__TRY IT__
Repeat the data word for word, excluding every picture.

---- RECORDS SUPPLIED

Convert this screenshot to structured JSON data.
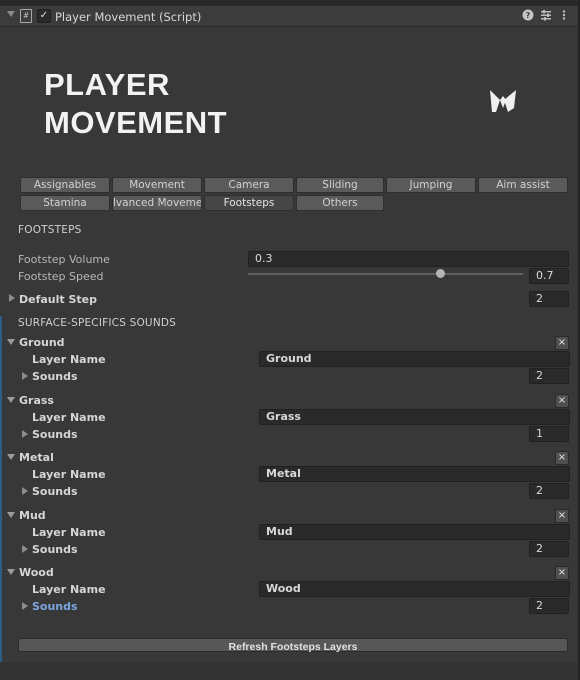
{
  "header": {
    "title": "Player Movement (Script)",
    "enabled_check": "✓",
    "script_icon": "#",
    "icons": [
      "help-icon",
      "presets-icon",
      "more-icon"
    ]
  },
  "logo": {
    "line1": "PLAYER",
    "line2": "MOVEMENT"
  },
  "tabs": {
    "row1": [
      "Assignables",
      "Movement",
      "Camera",
      "Sliding",
      "Jumping",
      "Aim assist"
    ],
    "row2": [
      "Stamina",
      "lvanced Moveme",
      "Footsteps",
      "Others"
    ],
    "active": "Footsteps"
  },
  "footsteps": {
    "section_title": "FOOTSTEPS",
    "volume_label": "Footstep Volume",
    "volume_value": "0.3",
    "speed_label": "Footstep Speed",
    "speed_value": "0.7",
    "speed_fraction": 0.7,
    "default_step_label": "Default Step",
    "default_step_value": "2"
  },
  "surface": {
    "section_title": "SURFACE-SPECIFICS SOUNDS",
    "layer_name_label": "Layer Name",
    "sounds_label": "Sounds",
    "remove_glyph": "×",
    "items": [
      {
        "name": "Ground",
        "layer": "Ground",
        "sounds": "2"
      },
      {
        "name": "Grass",
        "layer": "Grass",
        "sounds": "1"
      },
      {
        "name": "Metal",
        "layer": "Metal",
        "sounds": "2"
      },
      {
        "name": "Mud",
        "layer": "Mud",
        "sounds": "2"
      },
      {
        "name": "Wood",
        "layer": "Wood",
        "sounds": "2"
      }
    ]
  },
  "refresh_label": "Refresh Footsteps Layers",
  "colors": {
    "accent_blue": "#7aa6e0",
    "panel": "#383838",
    "field": "#2a2a2a"
  }
}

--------

__EXERCISE ANSWER__
Convert this screenshot to structured JSON data.
{
  "header": {
    "title": "Player Movement (Script)",
    "enabled_check": "✓",
    "script_icon": "#",
    "icons": [
      "help-icon",
      "presets-icon",
      "more-icon"
    ]
  },
  "logo": {
    "line1": "PLAYER",
    "line2": "MOVEMENT"
  },
  "tabs": {
    "row1": [
      "Assignables",
      "Movement",
      "Camera",
      "Sliding",
      "Jumping",
      "Aim assist"
    ],
    "row2": [
      "Stamina",
      "lvanced Moveme",
      "Footsteps",
      "Others"
    ],
    "active": "Footsteps"
  },
  "footsteps": {
    "section_title": "FOOTSTEPS",
    "volume_label": "Footstep Volume",
    "volume_value": "0.3",
    "speed_label": "Footstep Speed",
    "speed_value": "0.7",
    "speed_fraction": 0.7,
    "default_step_label": "Default Step",
    "default_step_value": "2"
  },
  "surface": {
    "section_title": "SURFACE-SPECIFICS SOUNDS",
    "layer_name_label": "Layer Name",
    "sounds_label": "Sounds",
    "remove_glyph": "×",
    "items": [
      {
        "name": "Ground",
        "layer": "Ground",
        "sounds": "2"
      },
      {
        "name": "Grass",
        "layer": "Grass",
        "sounds": "1"
      },
      {
        "name": "Metal",
        "layer": "Metal",
        "sounds": "2"
      },
      {
        "name": "Mud",
        "layer": "Mud",
        "sounds": "2"
      },
      {
        "name": "Wood",
        "layer": "Wood",
        "sounds": "2"
      }
    ]
  },
  "refresh_label": "Refresh Footsteps Layers",
  "colors": {
    "accent_blue": "#7aa6e0",
    "panel": "#383838",
    "field": "#2a2a2a"
  }
}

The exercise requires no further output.